# What is expected
Make an exact copy of the records below. Include every line.

===== Extracted entries =====

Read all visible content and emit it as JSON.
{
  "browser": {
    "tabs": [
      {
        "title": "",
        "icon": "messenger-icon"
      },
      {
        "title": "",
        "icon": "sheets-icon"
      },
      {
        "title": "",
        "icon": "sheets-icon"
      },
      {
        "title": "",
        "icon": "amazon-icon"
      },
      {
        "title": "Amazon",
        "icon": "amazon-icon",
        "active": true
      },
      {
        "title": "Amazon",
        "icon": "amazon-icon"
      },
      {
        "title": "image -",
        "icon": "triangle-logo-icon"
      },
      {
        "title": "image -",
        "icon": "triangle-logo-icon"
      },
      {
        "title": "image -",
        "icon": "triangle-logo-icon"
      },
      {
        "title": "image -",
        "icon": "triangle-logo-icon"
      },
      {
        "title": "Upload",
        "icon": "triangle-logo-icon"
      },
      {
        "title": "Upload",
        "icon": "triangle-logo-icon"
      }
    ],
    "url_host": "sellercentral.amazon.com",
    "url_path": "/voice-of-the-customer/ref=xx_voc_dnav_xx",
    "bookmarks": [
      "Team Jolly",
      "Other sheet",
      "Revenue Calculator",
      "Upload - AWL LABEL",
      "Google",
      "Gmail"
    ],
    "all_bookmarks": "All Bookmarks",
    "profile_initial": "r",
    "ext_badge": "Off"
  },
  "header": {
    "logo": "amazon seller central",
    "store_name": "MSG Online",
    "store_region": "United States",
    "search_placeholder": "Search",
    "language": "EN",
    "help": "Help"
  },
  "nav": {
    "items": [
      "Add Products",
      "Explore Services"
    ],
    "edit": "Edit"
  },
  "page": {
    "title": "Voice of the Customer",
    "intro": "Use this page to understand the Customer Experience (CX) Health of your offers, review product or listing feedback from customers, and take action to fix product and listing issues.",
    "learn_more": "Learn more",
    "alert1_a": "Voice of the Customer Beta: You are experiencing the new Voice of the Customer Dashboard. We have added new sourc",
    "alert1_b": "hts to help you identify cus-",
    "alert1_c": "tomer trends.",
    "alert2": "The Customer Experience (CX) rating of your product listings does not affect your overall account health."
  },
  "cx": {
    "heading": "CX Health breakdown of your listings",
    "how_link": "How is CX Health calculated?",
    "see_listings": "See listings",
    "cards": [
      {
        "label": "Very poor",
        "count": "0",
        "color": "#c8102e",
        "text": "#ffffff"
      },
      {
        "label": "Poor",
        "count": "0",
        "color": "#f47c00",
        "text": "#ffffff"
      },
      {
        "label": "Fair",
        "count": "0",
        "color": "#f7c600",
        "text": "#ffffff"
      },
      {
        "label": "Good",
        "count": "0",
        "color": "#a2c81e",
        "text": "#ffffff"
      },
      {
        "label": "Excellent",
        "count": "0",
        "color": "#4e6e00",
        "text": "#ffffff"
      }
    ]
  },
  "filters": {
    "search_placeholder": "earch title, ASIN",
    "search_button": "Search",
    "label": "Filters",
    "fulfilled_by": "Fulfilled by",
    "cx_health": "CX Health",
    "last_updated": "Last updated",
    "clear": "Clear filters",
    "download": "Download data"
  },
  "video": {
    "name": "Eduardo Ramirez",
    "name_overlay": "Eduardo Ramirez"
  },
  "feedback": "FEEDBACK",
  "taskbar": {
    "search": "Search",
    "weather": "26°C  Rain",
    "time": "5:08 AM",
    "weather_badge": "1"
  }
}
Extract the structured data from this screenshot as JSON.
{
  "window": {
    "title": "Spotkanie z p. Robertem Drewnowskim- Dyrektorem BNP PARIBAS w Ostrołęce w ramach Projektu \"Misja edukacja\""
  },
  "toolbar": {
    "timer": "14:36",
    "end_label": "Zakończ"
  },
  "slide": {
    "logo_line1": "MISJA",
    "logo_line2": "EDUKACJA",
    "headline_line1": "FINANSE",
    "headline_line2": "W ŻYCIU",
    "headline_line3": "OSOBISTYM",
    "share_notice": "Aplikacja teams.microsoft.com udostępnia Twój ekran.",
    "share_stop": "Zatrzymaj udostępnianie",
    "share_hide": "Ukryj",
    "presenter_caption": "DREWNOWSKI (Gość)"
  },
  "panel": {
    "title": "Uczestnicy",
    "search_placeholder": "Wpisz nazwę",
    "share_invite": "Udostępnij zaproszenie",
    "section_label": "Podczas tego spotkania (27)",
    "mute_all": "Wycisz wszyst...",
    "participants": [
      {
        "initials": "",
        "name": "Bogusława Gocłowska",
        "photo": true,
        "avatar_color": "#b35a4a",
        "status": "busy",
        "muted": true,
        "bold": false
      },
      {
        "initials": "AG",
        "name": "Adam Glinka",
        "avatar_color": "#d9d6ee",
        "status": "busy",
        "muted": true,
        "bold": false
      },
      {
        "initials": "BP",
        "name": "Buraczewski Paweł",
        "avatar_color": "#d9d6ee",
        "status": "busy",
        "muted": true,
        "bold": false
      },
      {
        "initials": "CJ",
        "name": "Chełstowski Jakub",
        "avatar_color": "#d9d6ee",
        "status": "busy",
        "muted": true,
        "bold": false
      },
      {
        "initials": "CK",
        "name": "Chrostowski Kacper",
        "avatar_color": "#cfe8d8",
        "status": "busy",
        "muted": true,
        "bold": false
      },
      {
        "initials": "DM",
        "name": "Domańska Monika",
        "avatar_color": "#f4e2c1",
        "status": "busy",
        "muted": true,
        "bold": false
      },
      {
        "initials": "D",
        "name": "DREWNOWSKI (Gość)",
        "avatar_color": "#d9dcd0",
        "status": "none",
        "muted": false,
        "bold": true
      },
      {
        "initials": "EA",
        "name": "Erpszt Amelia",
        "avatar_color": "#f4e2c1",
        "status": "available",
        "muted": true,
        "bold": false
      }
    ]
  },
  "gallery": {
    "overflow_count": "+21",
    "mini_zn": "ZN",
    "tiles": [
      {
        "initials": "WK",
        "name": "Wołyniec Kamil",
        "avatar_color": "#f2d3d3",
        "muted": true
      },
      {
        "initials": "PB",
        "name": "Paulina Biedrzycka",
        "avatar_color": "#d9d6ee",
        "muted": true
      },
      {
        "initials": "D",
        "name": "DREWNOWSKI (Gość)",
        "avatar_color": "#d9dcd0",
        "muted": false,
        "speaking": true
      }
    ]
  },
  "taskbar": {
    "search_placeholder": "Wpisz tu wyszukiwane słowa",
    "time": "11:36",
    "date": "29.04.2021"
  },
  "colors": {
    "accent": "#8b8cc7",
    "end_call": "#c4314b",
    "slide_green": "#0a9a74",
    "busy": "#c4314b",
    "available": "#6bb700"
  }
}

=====

# Solution to this problem
Read all visible content and emit it as JSON.
{
  "browser": {
    "tabs": [
      {
        "title": "",
        "icon": "messenger-icon"
      },
      {
        "title": "",
        "icon": "sheets-icon"
      },
      {
        "title": "",
        "icon": "sheets-icon"
      },
      {
        "title": "",
        "icon": "amazon-icon"
      },
      {
        "title": "Amazon",
        "icon": "amazon-icon",
        "active": true
      },
      {
        "title": "Amazon",
        "icon": "amazon-icon"
      },
      {
        "title": "image -",
        "icon": "triangle-logo-icon"
      },
      {
        "title": "image -",
        "icon": "triangle-logo-icon"
      },
      {
        "title": "image -",
        "icon": "triangle-logo-icon"
      },
      {
        "title": "image -",
        "icon": "triangle-logo-icon"
      },
      {
        "title": "Upload",
        "icon": "triangle-logo-icon"
      },
      {
        "title": "Upload",
        "icon": "triangle-logo-icon"
      }
    ],
    "url_host": "sellercentral.amazon.com",
    "url_path": "/voice-of-the-customer/ref=xx_voc_dnav_xx",
    "bookmarks": [
      "Team Jolly",
      "Other sheet",
      "Revenue Calculator",
      "Upload - AWL LABEL",
      "Google",
      "Gmail"
    ],
    "all_bookmarks": "All Bookmarks",
    "profile_initial": "r",
    "ext_badge": "Off"
  },
  "header": {
    "logo": "amazon seller central",
    "store_name": "MSG Online",
    "store_region": "United States",
    "search_placeholder": "Search",
    "language": "EN",
    "help": "Help"
  },
  "nav": {
    "items": [
      "Add Products",
      "Explore Services"
    ],
    "edit": "Edit"
  },
  "page": {
    "title": "Voice of the Customer",
    "intro": "Use this page to understand the Customer Experience (CX) Health of your offers, review product or listing feedback from customers, and take action to fix product and listing issues.",
    "learn_more": "Learn more",
    "alert1_a": "Voice of the Customer Beta: You are experiencing the new Voice of the Customer Dashboard. We have added new sourc",
    "alert1_b": "hts to help you identify cus-",
    "alert1_c": "tomer trends.",
    "alert2": "The Customer Experience (CX) rating of your product listings does not affect your overall account health."
  },
  "cx": {
    "heading": "CX Health breakdown of your listings",
    "how_link": "How is CX Health calculated?",
    "see_listings": "See listings",
    "cards": [
      {
        "label": "Very poor",
        "count": "0",
        "color": "#c8102e",
        "text": "#ffffff"
      },
      {
        "label": "Poor",
        "count": "0",
        "color": "#f47c00",
        "text": "#ffffff"
      },
      {
        "label": "Fair",
        "count": "0",
        "color": "#f7c600",
        "text": "#ffffff"
      },
      {
        "label": "Good",
        "count": "0",
        "color": "#a2c81e",
        "text": "#ffffff"
      },
      {
        "label": "Excellent",
        "count": "0",
        "color": "#4e6e00",
        "text": "#ffffff"
      }
    ]
  },
  "filters": {
    "search_placeholder": "earch title, ASIN",
    "search_button": "Search",
    "label": "Filters",
    "fulfilled_by": "Fulfilled by",
    "cx_health": "CX Health",
    "last_updated": "Last updated",
    "clear": "Clear filters",
    "download": "Download data"
  },
  "video": {
    "name": "Eduardo Ramirez",
    "name_overlay": "Eduardo Ramirez"
  },
  "feedback": "FEEDBACK",
  "taskbar": {
    "search": "Search",
    "weather": "26°C  Rain",
    "time": "5:08 AM",
    "weather_badge": "1"
  }
}
Extract the structured data from this screenshot as JSON.
{
  "window": {
    "title": "Spotkanie z p. Robertem Drewnowskim- Dyrektorem BNP PARIBAS w Ostrołęce w ramach Projektu \"Misja edukacja\""
  },
  "toolbar": {
    "timer": "14:36",
    "end_label": "Zakończ"
  },
  "slide": {
    "logo_line1": "MISJA",
    "logo_line2": "EDUKACJA",
    "headline_line1": "FINANSE",
    "headline_line2": "W ŻYCIU",
    "headline_line3": "OSOBISTYM",
    "share_notice": "Aplikacja teams.microsoft.com udostępnia Twój ekran.",
    "share_stop": "Zatrzymaj udostępnianie",
    "share_hide": "Ukryj",
    "presenter_caption": "DREWNOWSKI (Gość)"
  },
  "panel": {
    "title": "Uczestnicy",
    "search_placeholder": "Wpisz nazwę",
    "share_invite": "Udostępnij zaproszenie",
    "section_label": "Podczas tego spotkania (27)",
    "mute_all": "Wycisz wszyst...",
    "participants": [
      {
        "initials": "",
        "name": "Bogusława Gocłowska",
        "photo": true,
        "avatar_color": "#b35a4a",
        "status": "busy",
        "muted": true,
        "bold": false
      },
      {
        "initials": "AG",
        "name": "Adam Glinka",
        "avatar_color": "#d9d6ee",
        "status": "busy",
        "muted": true,
        "bold": false
      },
      {
        "initials": "BP",
        "name": "Buraczewski Paweł",
        "avatar_color": "#d9d6ee",
        "status": "busy",
        "muted": true,
        "bold": false
      },
      {
        "initials": "CJ",
        "name": "Chełstowski Jakub",
        "avatar_color": "#d9d6ee",
        "status": "busy",
        "muted": true,
        "bold": false
      },
      {
        "initials": "CK",
        "name": "Chrostowski Kacper",
        "avatar_color": "#cfe8d8",
        "status": "busy",
        "muted": true,
        "bold": false
      },
      {
        "initials": "DM",
        "name": "Domańska Monika",
        "avatar_color": "#f4e2c1",
        "status": "busy",
        "muted": true,
        "bold": false
      },
      {
        "initials": "D",
        "name": "DREWNOWSKI (Gość)",
        "avatar_color": "#d9dcd0",
        "status": "none",
        "muted": false,
        "bold": true
      },
      {
        "initials": "EA",
        "name": "Erpszt Amelia",
        "avatar_color": "#f4e2c1",
        "status": "available",
        "muted": true,
        "bold": false
      }
    ]
  },
  "gallery": {
    "overflow_count": "+21",
    "mini_zn": "ZN",
    "tiles": [
      {
        "initials": "WK",
        "name": "Wołyniec Kamil",
        "avatar_color": "#f2d3d3",
        "muted": true
      },
      {
        "initials": "PB",
        "name": "Paulina Biedrzycka",
        "avatar_color": "#d9d6ee",
        "muted": true
      },
      {
        "initials": "D",
        "name": "DREWNOWSKI (Gość)",
        "avatar_color": "#d9dcd0",
        "muted": false,
        "speaking": true
      }
    ]
  },
  "taskbar": {
    "search_placeholder": "Wpisz tu wyszukiwane słowa",
    "time": "11:36",
    "date": "29.04.2021"
  },
  "colors": {
    "accent": "#8b8cc7",
    "end_call": "#c4314b",
    "slide_green": "#0a9a74",
    "busy": "#c4314b",
    "available": "#6bb700"
  }
}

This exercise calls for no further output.